Legislation would require security drills in schools
TRENTON â€” An Assembly panel on Thursday approved a measure, sponsored by a South Jersey legislator, that would require school security drills.
The measure, backed by Assemblywoman Pamela Lampitt, D-Camden, would require schools to conduct one fire drill and one security drill each month. State law currently requires most public schools to hold two fire drills per month.
Read the rest of the article from the Courier Post online.
Polling places to change at 3 Cherry Hill sites
CHERRY HILL â€” Three polling places here will move from their usual spots on Election Day.
The Woodcrest and Marlkress fire stations, which usually serve residents of township voting districts 10, 44 and 45, are expected to be undergoing construction next week, said township spokesman Dan Keashen.
District 10 residents are to vote Tuesday at Woodcrest Elementary School at Astor Drive and Cranford Avenue. Voters in districts 44 and 45 should head to Bethel Baptist Church Family Center, 1721 Springdale Road.

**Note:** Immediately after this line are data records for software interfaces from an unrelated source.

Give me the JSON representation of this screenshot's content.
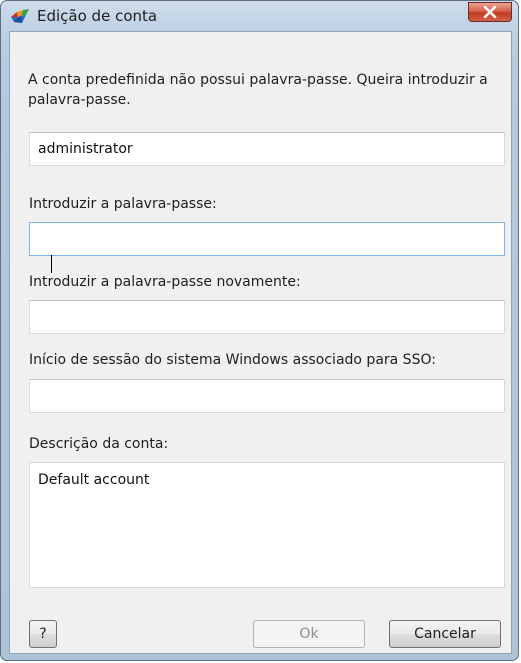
{
  "window": {
    "title": "Edição de conta",
    "app_icon": "avg-logo-icon",
    "close_icon": "close-icon"
  },
  "dialog": {
    "message": "A conta predefinida não possui palavra-passe. Queira introduzir a palavra-passe.",
    "account_name_value": "administrator",
    "password_label": "Introduzir a palavra-passe:",
    "password_value": "",
    "password_confirm_label": "Introduzir a palavra-passe novamente:",
    "password_confirm_value": "",
    "sso_label": "Início de sessão do sistema Windows associado para SSO:",
    "sso_value": "",
    "description_label": "Descrição da conta:",
    "description_value": "Default account"
  },
  "buttons": {
    "help_label": "?",
    "ok_label": "Ok",
    "cancel_label": "Cancelar"
  },
  "colors": {
    "titlebar": "#bfd1e5",
    "close_button": "#c13a22",
    "client_background": "#f0f0f0",
    "focus_border": "#7eb4ea"
  }
}
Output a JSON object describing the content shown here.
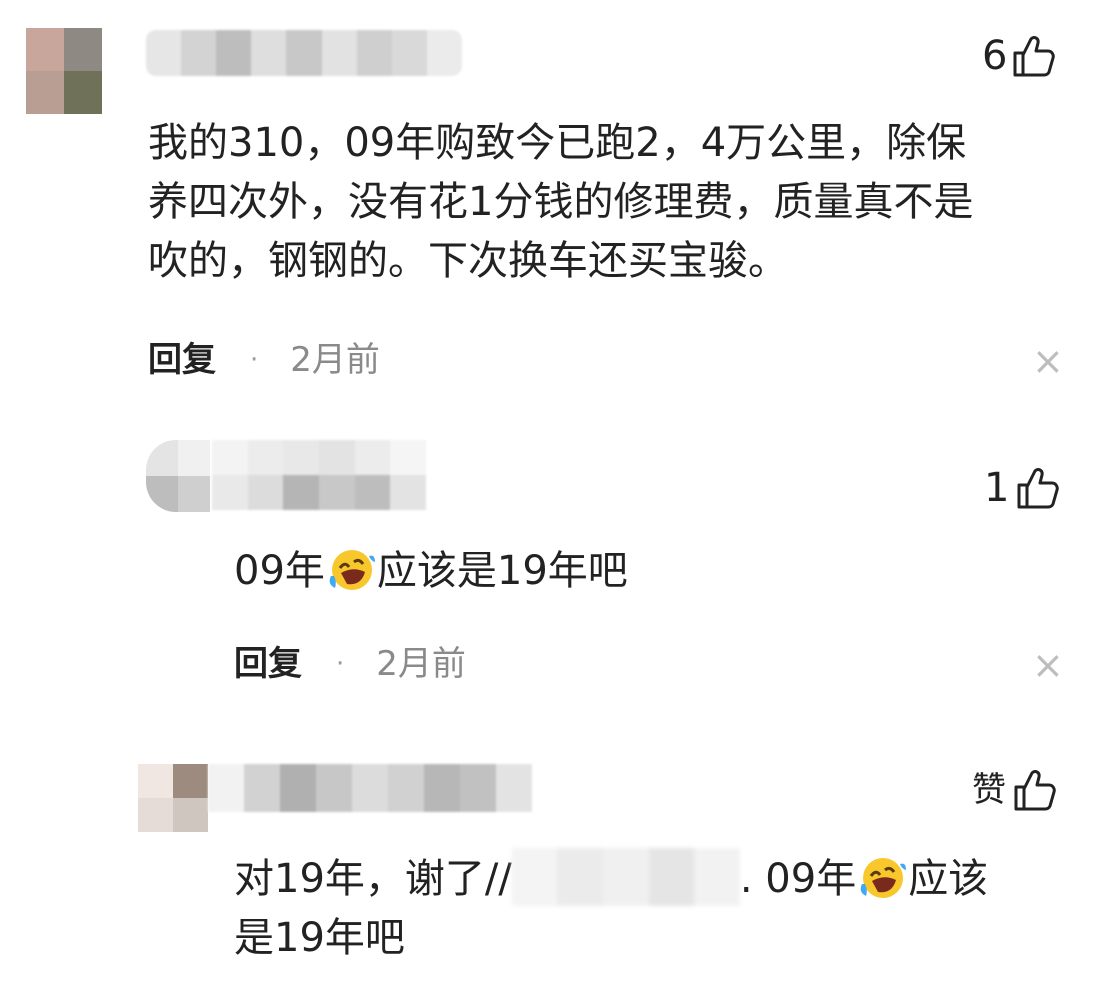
{
  "comments": [
    {
      "likes": "6",
      "text_lines": [
        "我的310，09年购致今已跑2，4万公里，除保",
        "养四次外，没有花1分钱的修理费，质量真不是",
        "吹的，钢钢的。下次换车还买宝骏。"
      ],
      "reply_label": "回复",
      "separator": "·",
      "time": "2月前",
      "close_symbol": "×"
    },
    {
      "likes": "1",
      "text_before_emoji": "09年",
      "emoji": "rolling-laughing-emoji",
      "text_after_emoji": "应该是19年吧",
      "reply_label": "回复",
      "separator": "·",
      "time": "2月前",
      "close_symbol": "×"
    },
    {
      "likes_label": "赞",
      "line1_start": "对19年，谢了//",
      "line1_after_blur": ". 09年",
      "emoji": "rolling-laughing-emoji",
      "line1_end": "应该",
      "line2": "是19年吧"
    }
  ],
  "icons": {
    "like": "thumbs-up-icon",
    "close": "close-icon"
  },
  "colors": {
    "text": "#222222",
    "muted": "#8a8a8a",
    "close": "#bdbdbd",
    "emoji_face": "#f8c72c",
    "emoji_tears": "#3fa9f5"
  }
}
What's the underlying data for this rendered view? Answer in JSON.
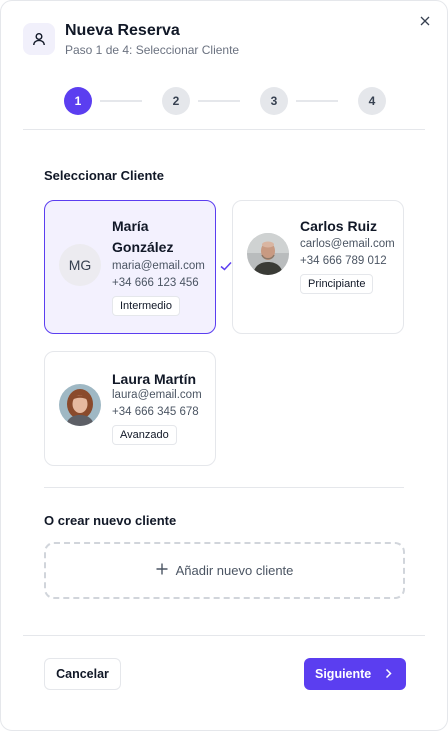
{
  "header": {
    "title": "Nueva Reserva",
    "subtitle": "Paso 1 de 4: Seleccionar Cliente",
    "icon": "user-icon",
    "close_icon": "close-icon"
  },
  "steps": {
    "items": [
      "1",
      "2",
      "3",
      "4"
    ],
    "current": 1
  },
  "select_section": {
    "label": "Seleccionar Cliente",
    "clients": [
      {
        "name": "María González",
        "email": "maria@email.com",
        "phone": "+34 666 123 456",
        "level": "Intermedio",
        "initials": "MG",
        "selected": true
      },
      {
        "name": "Carlos Ruiz",
        "email": "carlos@email.com",
        "phone": "+34 666 789 012",
        "level": "Principiante",
        "selected": false
      },
      {
        "name": "Laura Martín",
        "email": "laura@email.com",
        "phone": "+34 666 345 678",
        "level": "Avanzado",
        "selected": false
      }
    ]
  },
  "new_section": {
    "label": "O crear nuevo cliente",
    "add_label": "Añadir nuevo cliente"
  },
  "footer": {
    "cancel_label": "Cancelar",
    "next_label": "Siguiente"
  },
  "colors": {
    "accent": "#5b3ef0",
    "selected_bg": "#f3f1fe",
    "border": "#e5e7eb"
  }
}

Check out this article online at the Courier-Post.
Attention Camden County residents!!!
Absentee ballots are available now through Tuesday, October 28, 2008 at the Camden County Stores in the Cherry Hill Mall and Voorhees Town Center, and at the Clerkâ€™s Office in the Camden County Courthouse.
Each location has a private area where you can vote and seal your ballot. You can drop it in a USPS mailbox conveniently located inside the County Store (or mail it from home) â€“ the County Store even provides you the stamp!
This opportunity lets you securely cast your ballot and avoid the lines in what will be an historic Election Day.
In Camco, stick with Dems
Courier Post Editorial -- October 23, 2008
Incumbents Louis Cappelli and Riletta Cream should stay on as Camden County freeholders.
Whether Democrat or Republican, New Jersey's ghastly taxes and oversized and overly expensive government demands a level of fiscal conservatism from all elected officials.
We need politicians who see that people are suffering because of high property taxes and moving out of this state because they no longer want to pay for an army of government workers with cushy benefits.
In Camden County, the freeholder board has focused in recent years on shrinking the size of county government to reduce the burden on taxpayers. Nearly 300 jobs have been eliminated since the beginning of 2005, according to county officials. Last year alone, 86 positions in the county government were cut, shaving about $4 million off the county payroll.
Camden County Freeholder-Director Louis Cappelli Jr. and Freeholder Riletta Cream should be re-elected because even though there would be benefit in having opposing party voices on the all-Democratic board, the freeholders are on the right path with shrinking the payroll in the county through attrition, not layoffs.
Republicans Alice Wood and Mary Cortes are passionate candidates who would no doubt enliven the board and spur debate at public freeholder meetings, something the board could use. But the county government has gotten better about spending under Cappelli's stewardship -- the ridiculous purchase of Marlkress Road in Cherry Hill for $1.7 million in 2006 notwithstanding. Wood and Cortes don't seem ready to focus on the nuts and bolts of county finances and further reducing payroll spending.
So we endorse incumbent Democrats Cappelli and Cream.